# What you need to do:
Of the lines below, copy those that hold the word "kind".

# Data to examine:
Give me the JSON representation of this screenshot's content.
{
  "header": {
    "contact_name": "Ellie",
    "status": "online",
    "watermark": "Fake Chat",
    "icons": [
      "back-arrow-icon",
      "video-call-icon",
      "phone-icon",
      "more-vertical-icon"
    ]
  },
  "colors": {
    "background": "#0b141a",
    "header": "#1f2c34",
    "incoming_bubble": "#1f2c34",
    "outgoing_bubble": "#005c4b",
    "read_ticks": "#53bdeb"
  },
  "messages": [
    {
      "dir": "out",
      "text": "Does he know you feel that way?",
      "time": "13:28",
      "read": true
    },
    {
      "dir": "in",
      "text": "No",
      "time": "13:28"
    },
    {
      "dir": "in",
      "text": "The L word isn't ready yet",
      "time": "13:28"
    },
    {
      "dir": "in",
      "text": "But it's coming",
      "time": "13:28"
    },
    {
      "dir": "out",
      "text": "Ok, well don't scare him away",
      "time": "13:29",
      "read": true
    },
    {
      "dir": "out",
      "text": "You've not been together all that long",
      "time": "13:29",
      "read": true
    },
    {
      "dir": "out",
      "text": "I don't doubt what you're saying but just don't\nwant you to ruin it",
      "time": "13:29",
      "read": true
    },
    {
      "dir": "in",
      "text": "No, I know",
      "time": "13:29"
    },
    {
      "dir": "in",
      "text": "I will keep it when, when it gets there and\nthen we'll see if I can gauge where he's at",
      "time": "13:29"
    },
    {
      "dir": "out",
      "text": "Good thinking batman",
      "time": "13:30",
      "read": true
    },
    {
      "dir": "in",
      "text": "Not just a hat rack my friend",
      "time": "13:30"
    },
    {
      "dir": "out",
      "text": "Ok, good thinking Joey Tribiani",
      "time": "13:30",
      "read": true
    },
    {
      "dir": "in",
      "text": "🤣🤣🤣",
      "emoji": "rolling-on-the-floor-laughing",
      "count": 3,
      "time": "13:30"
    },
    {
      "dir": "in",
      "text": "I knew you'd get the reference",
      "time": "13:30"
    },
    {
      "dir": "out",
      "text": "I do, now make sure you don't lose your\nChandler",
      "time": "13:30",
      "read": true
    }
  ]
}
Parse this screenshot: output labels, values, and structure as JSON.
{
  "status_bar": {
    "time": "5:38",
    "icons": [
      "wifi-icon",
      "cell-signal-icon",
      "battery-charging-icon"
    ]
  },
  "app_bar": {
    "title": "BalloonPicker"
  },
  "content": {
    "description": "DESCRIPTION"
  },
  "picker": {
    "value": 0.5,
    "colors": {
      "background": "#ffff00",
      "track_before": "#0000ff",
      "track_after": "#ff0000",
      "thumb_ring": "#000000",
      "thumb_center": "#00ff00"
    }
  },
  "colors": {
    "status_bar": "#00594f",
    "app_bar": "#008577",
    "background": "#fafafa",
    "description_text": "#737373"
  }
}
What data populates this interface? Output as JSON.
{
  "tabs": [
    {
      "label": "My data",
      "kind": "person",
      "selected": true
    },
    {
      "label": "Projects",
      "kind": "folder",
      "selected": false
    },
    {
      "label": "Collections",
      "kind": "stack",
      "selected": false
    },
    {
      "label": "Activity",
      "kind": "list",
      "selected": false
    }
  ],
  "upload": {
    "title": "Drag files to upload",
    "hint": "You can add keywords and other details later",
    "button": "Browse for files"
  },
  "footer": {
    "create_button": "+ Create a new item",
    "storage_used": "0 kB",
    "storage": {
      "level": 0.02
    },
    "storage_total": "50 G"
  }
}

# Written answer:
      "kind": "person",
      "kind": "folder",
      "kind": "stack",
      "kind": "list",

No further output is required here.